Acute Glomerulitis with Neutrophils May Underscore the Development of Glomerular Basement Membrane Multi-Lamination in Transplant Glomerulopathy.
Joseph P Gaut, Jeanne Shen, Michelle DeGuire, Christina Klein, Helen Liapis. Washington University School of Medicine, St. Louis, MO
Background: Acute glomerulitis (GL) in allograft biopsies is a distinct form of acute glomerular rejection, often seen in the early post-transplant period in association with antibody mediated rejection. A correlation with worse graft survival was previously reported. GL may also accompany transplant glomerulopathy (TGP) but its role in TGP pathogenesis remains unclear. The aim of this study was to evaluate the significance of GL in TGP.
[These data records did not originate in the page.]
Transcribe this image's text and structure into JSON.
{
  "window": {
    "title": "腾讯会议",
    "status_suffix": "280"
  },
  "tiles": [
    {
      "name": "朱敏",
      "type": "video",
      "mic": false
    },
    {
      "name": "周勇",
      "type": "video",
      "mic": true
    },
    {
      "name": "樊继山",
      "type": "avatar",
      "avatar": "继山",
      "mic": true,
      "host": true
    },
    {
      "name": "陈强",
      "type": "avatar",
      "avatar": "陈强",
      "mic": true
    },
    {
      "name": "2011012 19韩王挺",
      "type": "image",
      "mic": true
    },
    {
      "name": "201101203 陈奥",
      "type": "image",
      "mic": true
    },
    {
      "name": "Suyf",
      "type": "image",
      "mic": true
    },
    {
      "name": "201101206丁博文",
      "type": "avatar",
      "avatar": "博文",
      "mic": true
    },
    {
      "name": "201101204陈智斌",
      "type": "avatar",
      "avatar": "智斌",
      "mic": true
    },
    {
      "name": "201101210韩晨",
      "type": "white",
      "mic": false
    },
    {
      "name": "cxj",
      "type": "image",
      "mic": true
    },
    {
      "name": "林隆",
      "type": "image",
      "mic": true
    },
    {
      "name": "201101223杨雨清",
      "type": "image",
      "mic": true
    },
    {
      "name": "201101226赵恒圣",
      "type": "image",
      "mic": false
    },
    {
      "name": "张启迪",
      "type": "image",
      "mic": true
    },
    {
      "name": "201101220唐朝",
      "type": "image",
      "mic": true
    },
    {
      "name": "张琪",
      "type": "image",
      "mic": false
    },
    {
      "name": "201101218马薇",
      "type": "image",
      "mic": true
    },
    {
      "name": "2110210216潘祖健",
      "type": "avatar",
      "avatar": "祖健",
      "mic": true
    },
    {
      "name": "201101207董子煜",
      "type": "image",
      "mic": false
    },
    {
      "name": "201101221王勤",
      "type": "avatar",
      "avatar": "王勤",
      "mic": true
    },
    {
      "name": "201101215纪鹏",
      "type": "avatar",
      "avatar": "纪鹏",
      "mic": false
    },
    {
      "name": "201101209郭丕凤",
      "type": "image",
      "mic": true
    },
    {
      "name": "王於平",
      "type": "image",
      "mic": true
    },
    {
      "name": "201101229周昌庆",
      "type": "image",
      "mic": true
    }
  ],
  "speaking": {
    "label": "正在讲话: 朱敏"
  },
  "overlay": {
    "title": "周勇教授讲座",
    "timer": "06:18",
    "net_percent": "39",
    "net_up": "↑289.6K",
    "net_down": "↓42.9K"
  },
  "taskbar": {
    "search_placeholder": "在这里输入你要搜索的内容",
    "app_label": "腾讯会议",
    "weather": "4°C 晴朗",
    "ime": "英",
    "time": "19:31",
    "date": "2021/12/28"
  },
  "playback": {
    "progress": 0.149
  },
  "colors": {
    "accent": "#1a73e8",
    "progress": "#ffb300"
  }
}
Design: Renal transplant biopsies with TGP (n=50) and indication transplant biopsies without TGP (n=46, control) were retrospectively reviewed. GL was defined on light microscopy (LM) by the presence of monocytes or neutrophils affecting > 30% of glomeruli. TGP was defined by LM as mesangioproliferative glomerulonephritis and by EM with the following: endothelial fenestrae closure, subendothelial expansion, glomerular basement membrane (GBM) duplication, GBM multi-lamination, and luminal inflammatory cells. These EM features were scored as follows: 0 none; 1 <25% of capillary loops affected; 2 26-50% and 3 >50%. Laboratory data included urine protein. Statistical analysis using a t test was used to correlate GL, TGP and GBM multi-lamination with proteinuria.
Results: 10/50 (20%) cases of TGP showed GL compared with 1/46 (2%) control transplant biopsies. Neutrophils were a significant component of GL in 9/10 cases. EM was available for 43 cases (8 TGP with GL, 17 TGP, and 18 controls). The g score for TGP and TGP with GL was similar (1.8); 5/8 TGP cases with GL showed GBM multi-lamination. However, TGP with GL showed focal multi-lamination (score=1), whereas TGP without GL had a broad range of multi-lamination (score=0-3). There was a trend towards increased proteinuria associated with GL (3.35 g/day vs. 2.08 g/day). There was a stronger correlation of GBM multi-lamination with proteinuria (4.25 g/day vs. 2.35 g/day; p=0.08). 2/10 (20%) cases of TGP with GL showed peritubular capillary C4d staining compared with 12/25 (48%) cases of TGP without GL. The GBM multi-lamination score tended to correlate with C4d staining in PTC (1.2 versus 0.8).
Conclusions: Our results suggest a key role for neutrophils in the pathogenesis of GBM injury in TGP. We propose that neutrophils may mediate development of GBM multi-lamination in established TGP. A correlation of multi-lamination with C4d peritubular capillary immunoreactivity is consistent with the concept that both are features of chronic transplant capillaropathy.
Category: Kidney (does not include tumors)
Wednesday, March 2, 2011 1:00 PM
Poster Session VI # 267, Wednesday Afternoon